Richard Hedrickson...noted geographer...writes:

the Burlington hardly qualifies as western, from the
perspective of a native westerner, as Denver and Cody, WY are only on the
extreme eastern edge of the true west).
I always suspected that that guy who once said, "The west starts at Fort
Worth" didn't know what he was talking about.

Mike Brock...now where'd I leave the key to the bunker?
I don't know anybody named "Hedrickson," much less a noted geographer. But
having grown up on the west coast and spent most of my life here, I can
tell you that, for us far westerners, the west begins at the Front Range.
Denver is western, Cheyenne is Western.

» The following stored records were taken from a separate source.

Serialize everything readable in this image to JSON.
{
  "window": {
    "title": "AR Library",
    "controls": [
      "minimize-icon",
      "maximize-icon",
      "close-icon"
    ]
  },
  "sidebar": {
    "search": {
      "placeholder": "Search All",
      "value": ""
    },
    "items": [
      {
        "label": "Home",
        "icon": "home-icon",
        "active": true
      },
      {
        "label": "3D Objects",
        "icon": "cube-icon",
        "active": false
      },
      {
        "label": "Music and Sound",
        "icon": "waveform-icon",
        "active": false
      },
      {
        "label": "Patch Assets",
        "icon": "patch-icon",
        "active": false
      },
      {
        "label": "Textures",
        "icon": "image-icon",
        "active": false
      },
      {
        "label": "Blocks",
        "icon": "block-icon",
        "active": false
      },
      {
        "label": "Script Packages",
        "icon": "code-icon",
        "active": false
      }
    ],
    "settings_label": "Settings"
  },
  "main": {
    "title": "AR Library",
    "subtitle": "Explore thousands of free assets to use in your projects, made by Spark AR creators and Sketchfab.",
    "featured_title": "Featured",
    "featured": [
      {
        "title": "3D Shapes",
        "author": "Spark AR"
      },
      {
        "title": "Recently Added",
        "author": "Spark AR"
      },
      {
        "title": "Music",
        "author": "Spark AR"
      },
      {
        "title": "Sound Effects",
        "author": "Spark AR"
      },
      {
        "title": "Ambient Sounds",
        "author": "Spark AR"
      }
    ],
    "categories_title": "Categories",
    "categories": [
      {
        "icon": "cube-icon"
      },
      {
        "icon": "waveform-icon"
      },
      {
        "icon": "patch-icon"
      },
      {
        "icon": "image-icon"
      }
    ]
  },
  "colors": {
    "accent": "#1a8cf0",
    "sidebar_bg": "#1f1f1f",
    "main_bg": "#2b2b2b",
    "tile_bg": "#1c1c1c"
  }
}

Fort Worth isn't western, it's
southwestern, with an emphasis on "south"; all y'gotta do is listen to all
the southernisms in the dialect. Westerners have ranches, not farms (as in
Nebraska and the Dakotas), so those who live in west Texas and eastern New
Mexico sort of qualify - but
they're still flatlanders, so they don't really know from western. The
west is all about mountains. Even in the middle of the Mojave Desert or
the Great Basin, there are likely to be substantial mountains on the
horizon everywhere you look. From a private pilot's perspective, the west
is where you worry about terrain clearance. East of the rockies, you can
fly at 500 ft. AGL all day and never worry about running into anything
except the occasional microwave tower - at least, until you get to the
Appalachians, which are way eastern.

All a matter of perspective, of course. I've heard New Yorkers talk about
"out west in Ohio"; apparently they think Pittsburgh (or maybe
Philadelphia) is the gateway to the west. But then, they call the
Adirondack and Berkshire hills "mountains," so what do they know?



Richard H. Hendrickson
Ashland, Oregon 97520